BEGIN DATA TO EXAMINE
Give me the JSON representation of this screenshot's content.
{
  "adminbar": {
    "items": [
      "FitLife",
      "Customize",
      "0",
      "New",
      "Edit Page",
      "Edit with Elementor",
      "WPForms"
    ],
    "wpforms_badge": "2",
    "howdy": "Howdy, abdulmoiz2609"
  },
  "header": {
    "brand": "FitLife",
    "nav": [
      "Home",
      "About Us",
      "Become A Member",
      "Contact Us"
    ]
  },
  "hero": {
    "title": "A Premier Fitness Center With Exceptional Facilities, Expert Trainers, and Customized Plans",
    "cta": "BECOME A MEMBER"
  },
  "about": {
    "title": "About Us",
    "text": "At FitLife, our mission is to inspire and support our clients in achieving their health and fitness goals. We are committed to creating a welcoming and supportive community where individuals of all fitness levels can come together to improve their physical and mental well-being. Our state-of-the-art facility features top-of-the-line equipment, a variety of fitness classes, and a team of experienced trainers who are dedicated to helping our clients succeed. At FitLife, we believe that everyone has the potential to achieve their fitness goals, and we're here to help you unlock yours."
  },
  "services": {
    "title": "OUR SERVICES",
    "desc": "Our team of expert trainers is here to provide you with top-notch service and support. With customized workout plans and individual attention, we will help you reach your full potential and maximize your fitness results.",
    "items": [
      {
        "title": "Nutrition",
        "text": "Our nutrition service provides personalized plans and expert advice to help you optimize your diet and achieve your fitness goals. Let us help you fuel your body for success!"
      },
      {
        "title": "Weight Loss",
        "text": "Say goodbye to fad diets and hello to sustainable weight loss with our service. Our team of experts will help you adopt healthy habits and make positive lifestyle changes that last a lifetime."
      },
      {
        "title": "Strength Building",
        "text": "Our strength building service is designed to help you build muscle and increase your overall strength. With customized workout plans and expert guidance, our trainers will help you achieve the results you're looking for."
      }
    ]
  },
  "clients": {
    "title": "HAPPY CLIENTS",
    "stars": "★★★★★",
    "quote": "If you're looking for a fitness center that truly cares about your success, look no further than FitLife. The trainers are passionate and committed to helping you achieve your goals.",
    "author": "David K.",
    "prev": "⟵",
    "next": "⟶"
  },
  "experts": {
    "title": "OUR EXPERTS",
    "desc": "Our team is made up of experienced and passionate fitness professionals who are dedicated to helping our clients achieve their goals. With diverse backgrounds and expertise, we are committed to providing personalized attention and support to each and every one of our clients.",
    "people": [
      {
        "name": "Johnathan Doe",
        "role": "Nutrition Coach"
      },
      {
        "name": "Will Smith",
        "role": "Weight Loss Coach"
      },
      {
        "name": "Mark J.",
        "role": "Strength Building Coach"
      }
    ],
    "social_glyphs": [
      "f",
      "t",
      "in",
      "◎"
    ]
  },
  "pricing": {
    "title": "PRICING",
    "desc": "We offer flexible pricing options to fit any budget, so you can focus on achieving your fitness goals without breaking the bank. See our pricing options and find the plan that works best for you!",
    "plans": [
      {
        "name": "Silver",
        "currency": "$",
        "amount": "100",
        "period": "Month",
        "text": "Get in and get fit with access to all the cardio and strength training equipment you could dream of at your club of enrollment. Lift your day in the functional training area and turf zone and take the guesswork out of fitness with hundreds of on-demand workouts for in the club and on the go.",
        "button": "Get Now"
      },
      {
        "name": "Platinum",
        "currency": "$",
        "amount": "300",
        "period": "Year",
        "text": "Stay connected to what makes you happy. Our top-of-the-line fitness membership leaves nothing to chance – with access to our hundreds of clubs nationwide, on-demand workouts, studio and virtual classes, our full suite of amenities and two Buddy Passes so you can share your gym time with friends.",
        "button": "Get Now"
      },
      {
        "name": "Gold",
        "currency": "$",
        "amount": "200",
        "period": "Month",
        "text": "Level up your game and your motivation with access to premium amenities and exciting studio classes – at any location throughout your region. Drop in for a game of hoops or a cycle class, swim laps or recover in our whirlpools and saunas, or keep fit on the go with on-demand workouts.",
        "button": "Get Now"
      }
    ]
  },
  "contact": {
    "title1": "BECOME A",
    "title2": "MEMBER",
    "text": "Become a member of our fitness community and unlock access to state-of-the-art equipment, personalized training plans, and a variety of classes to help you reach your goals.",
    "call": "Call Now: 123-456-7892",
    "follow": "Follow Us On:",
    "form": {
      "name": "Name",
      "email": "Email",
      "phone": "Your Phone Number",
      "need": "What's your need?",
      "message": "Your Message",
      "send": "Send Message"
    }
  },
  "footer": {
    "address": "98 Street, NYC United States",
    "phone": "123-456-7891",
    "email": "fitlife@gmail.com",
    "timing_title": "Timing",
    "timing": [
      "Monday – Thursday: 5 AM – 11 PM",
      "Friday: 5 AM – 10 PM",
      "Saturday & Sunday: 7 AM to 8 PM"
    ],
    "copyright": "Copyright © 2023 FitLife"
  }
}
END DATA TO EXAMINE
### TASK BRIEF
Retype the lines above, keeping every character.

### OUTPUT BELOW
Give me the JSON representation of this screenshot's content.
{
  "adminbar": {
    "items": [
      "FitLife",
      "Customize",
      "0",
      "New",
      "Edit Page",
      "Edit with Elementor",
      "WPForms"
    ],
    "wpforms_badge": "2",
    "howdy": "Howdy, abdulmoiz2609"
  },
  "header": {
    "brand": "FitLife",
    "nav": [
      "Home",
      "About Us",
      "Become A Member",
      "Contact Us"
    ]
  },
  "hero": {
    "title": "A Premier Fitness Center With Exceptional Facilities, Expert Trainers, and Customized Plans",
    "cta": "BECOME A MEMBER"
  },
  "about": {
    "title": "About Us",
    "text": "At FitLife, our mission is to inspire and support our clients in achieving their health and fitness goals. We are committed to creating a welcoming and supportive community where individuals of all fitness levels can come together to improve their physical and mental well-being. Our state-of-the-art facility features top-of-the-line equipment, a variety of fitness classes, and a team of experienced trainers who are dedicated to helping our clients succeed. At FitLife, we believe that everyone has the potential to achieve their fitness goals, and we're here to help you unlock yours."
  },
  "services": {
    "title": "OUR SERVICES",
    "desc": "Our team of expert trainers is here to provide you with top-notch service and support. With customized workout plans and individual attention, we will help you reach your full potential and maximize your fitness results.",
    "items": [
      {
        "title": "Nutrition",
        "text": "Our nutrition service provides personalized plans and expert advice to help you optimize your diet and achieve your fitness goals. Let us help you fuel your body for success!"
      },
      {
        "title": "Weight Loss",
        "text": "Say goodbye to fad diets and hello to sustainable weight loss with our service. Our team of experts will help you adopt healthy habits and make positive lifestyle changes that last a lifetime."
      },
      {
        "title": "Strength Building",
        "text": "Our strength building service is designed to help you build muscle and increase your overall strength. With customized workout plans and expert guidance, our trainers will help you achieve the results you're looking for."
      }
    ]
  },
  "clients": {
    "title": "HAPPY CLIENTS",
    "stars": "★★★★★",
    "quote": "If you're looking for a fitness center that truly cares about your success, look no further than FitLife. The trainers are passionate and committed to helping you achieve your goals.",
    "author": "David K.",
    "prev": "⟵",
    "next": "⟶"
  },
  "experts": {
    "title": "OUR EXPERTS",
    "desc": "Our team is made up of experienced and passionate fitness professionals who are dedicated to helping our clients achieve their goals. With diverse backgrounds and expertise, we are committed to providing personalized attention and support to each and every one of our clients.",
    "people": [
      {
        "name": "Johnathan Doe",
        "role": "Nutrition Coach"
      },
      {
        "name": "Will Smith",
        "role": "Weight Loss Coach"
      },
      {
        "name": "Mark J.",
        "role": "Strength Building Coach"
      }
    ],
    "social_glyphs": [
      "f",
      "t",
      "in",
      "◎"
    ]
  },
  "pricing": {
    "title": "PRICING",
    "desc": "We offer flexible pricing options to fit any budget, so you can focus on achieving your fitness goals without breaking the bank. See our pricing options and find the plan that works best for you!",
    "plans": [
      {
        "name": "Silver",
        "currency": "$",
        "amount": "100",
        "period": "Month",
        "text": "Get in and get fit with access to all the cardio and strength training equipment you could dream of at your club of enrollment. Lift your day in the functional training area and turf zone and take the guesswork out of fitness with hundreds of on-demand workouts for in the club and on the go.",
        "button": "Get Now"
      },
      {
        "name": "Platinum",
        "currency": "$",
        "amount": "300",
        "period": "Year",
        "text": "Stay connected to what makes you happy. Our top-of-the-line fitness membership leaves nothing to chance – with access to our hundreds of clubs nationwide, on-demand workouts, studio and virtual classes, our full suite of amenities and two Buddy Passes so you can share your gym time with friends.",
        "button": "Get Now"
      },
      {
        "name": "Gold",
        "currency": "$",
        "amount": "200",
        "period": "Month",
        "text": "Level up your game and your motivation with access to premium amenities and exciting studio classes – at any location throughout your region. Drop in for a game of hoops or a cycle class, swim laps or recover in our whirlpools and saunas, or keep fit on the go with on-demand workouts.",
        "button": "Get Now"
      }
    ]
  },
  "contact": {
    "title1": "BECOME A",
    "title2": "MEMBER",
    "text": "Become a member of our fitness community and unlock access to state-of-the-art equipment, personalized training plans, and a variety of classes to help you reach your goals.",
    "call": "Call Now: 123-456-7892",
    "follow": "Follow Us On:",
    "form": {
      "name": "Name",
      "email": "Email",
      "phone": "Your Phone Number",
      "need": "What's your need?",
      "message": "Your Message",
      "send": "Send Message"
    }
  },
  "footer": {
    "address": "98 Street, NYC United States",
    "phone": "123-456-7891",
    "email": "fitlife@gmail.com",
    "timing_title": "Timing",
    "timing": [
      "Monday – Thursday: 5 AM – 11 PM",
      "Friday: 5 AM – 10 PM",
      "Saturday & Sunday: 7 AM to 8 PM"
    ],
    "copyright": "Copyright © 2023 FitLife"
  }
}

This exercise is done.